**To do**
When a line of the entries contains the word "文本文档", report that line.

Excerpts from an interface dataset
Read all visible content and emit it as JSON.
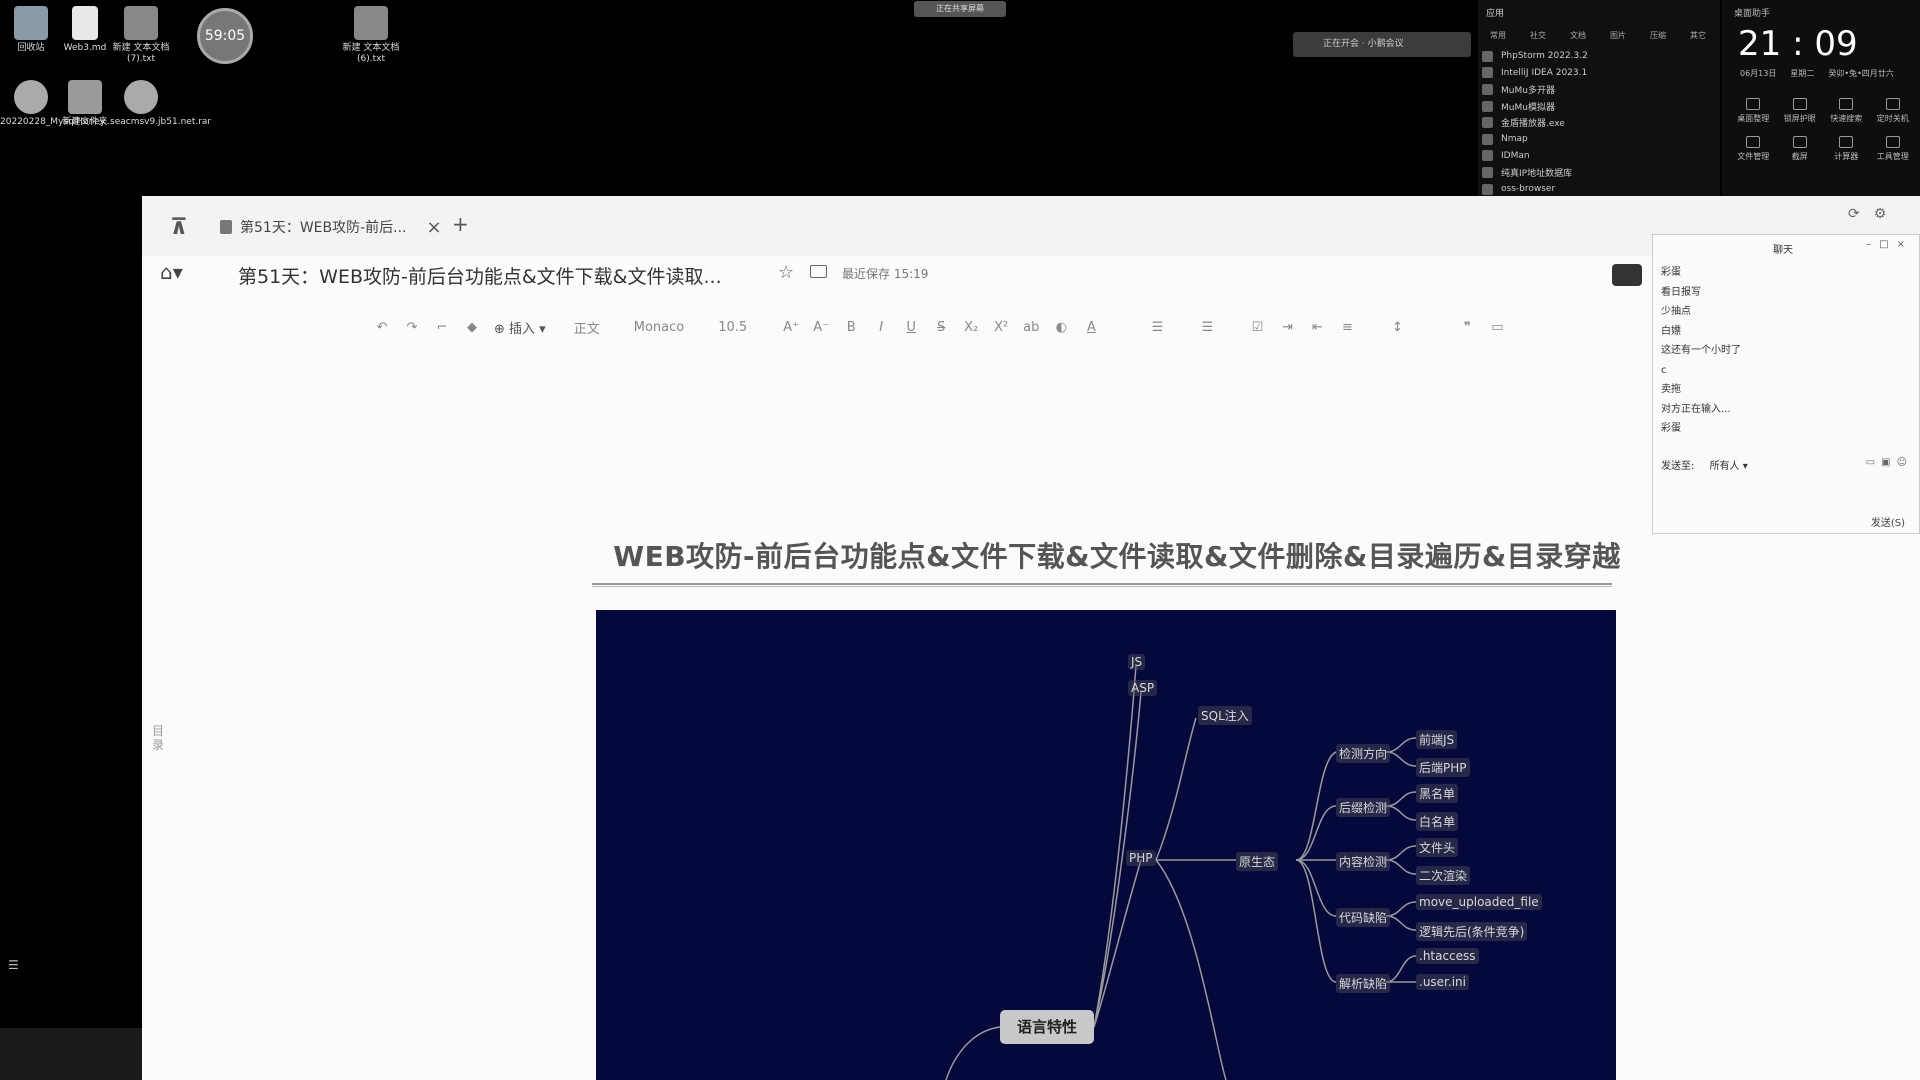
{
  "desktop": {
    "icons": [
      {
        "label": "回收站"
      },
      {
        "label": "Web3.md"
      },
      {
        "label": "新建 文本文档 (7).txt"
      },
      {
        "label": "新建 文本文档 (6).txt"
      },
      {
        "label": "20220228_MysqlHoney..."
      },
      {
        "label": "新建文件夹"
      },
      {
        "label": "seacmsv9.jb51.net.rar"
      }
    ],
    "timer": "59:05",
    "share_bar": "正在共享屏幕",
    "pill_text": "正在开会 · 小鹅会议"
  },
  "app_panel": {
    "header": "应用",
    "tabs": [
      "常用",
      "社交",
      "文档",
      "图片",
      "压缩",
      "其它"
    ],
    "apps": [
      "PhpStorm 2022.3.2",
      "IntelliJ IDEA 2023.1",
      "MuMu多开器",
      "MuMu模拟器",
      "金盾播放器.exe",
      "Nmap",
      "IDMan",
      "纯真IP地址数据库",
      "oss-browser"
    ]
  },
  "clock_panel": {
    "label": "桌面助手",
    "time": "21 : 09",
    "date": "06月13日",
    "weekday": "星期二",
    "lunar": "癸卯•兔•四月廿六",
    "quick_actions": [
      "桌面整理",
      "锁屏护眼",
      "快速搜索",
      "定时关机",
      "文件管理",
      "截屏",
      "计算器",
      "工具管理"
    ]
  },
  "editor": {
    "tab_title": "第51天：WEB攻防-前后...",
    "doc_title": "第51天：WEB攻防-前后台功能点&文件下载&文件读取...",
    "saved_status": "最近保存 15:19",
    "toolbar": {
      "insert": "插入",
      "style": "正文",
      "font": "Monaco",
      "size": "10.5"
    },
    "catalog_label": "目录",
    "heading": "WEB攻防-前后台功能点&文件下载&文件读取&文件删除&目录遍历&目录穿越"
  },
  "mindmap": {
    "root": "语言特性",
    "nodes": {
      "js": "JS",
      "asp": "ASP",
      "php": "PHP",
      "sql": "SQL注入",
      "native": "原生态",
      "check_dir": "检测方向",
      "front_js": "前端JS",
      "back_php": "后端PHP",
      "suffix": "后缀检测",
      "blacklist": "黑名单",
      "whitelist": "白名单",
      "content": "内容检测",
      "file_header": "文件头",
      "second_render": "二次渲染",
      "code_flaw": "代码缺陷",
      "move_uploaded": "move_uploaded_file",
      "logic_order": "逻辑先后(条件竞争)",
      "parse_flaw": "解析缺陷",
      "htaccess": ".htaccess",
      "userini": ".user.ini"
    }
  },
  "chat": {
    "title": "聊天",
    "messages": [
      "彩蛋",
      "看日报写",
      "少抽点",
      "白嫖",
      "这还有一个小时了",
      "c",
      "卖拖",
      "对方正在输入...",
      "彩蛋"
    ],
    "send_to_label": "发送至:",
    "send_to_value": "所有人",
    "send_button": "发送(S)"
  }
}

**Task response**
        "label": "新建 文本文档 (7).txt"
        "label": "新建 文本文档 (6).txt"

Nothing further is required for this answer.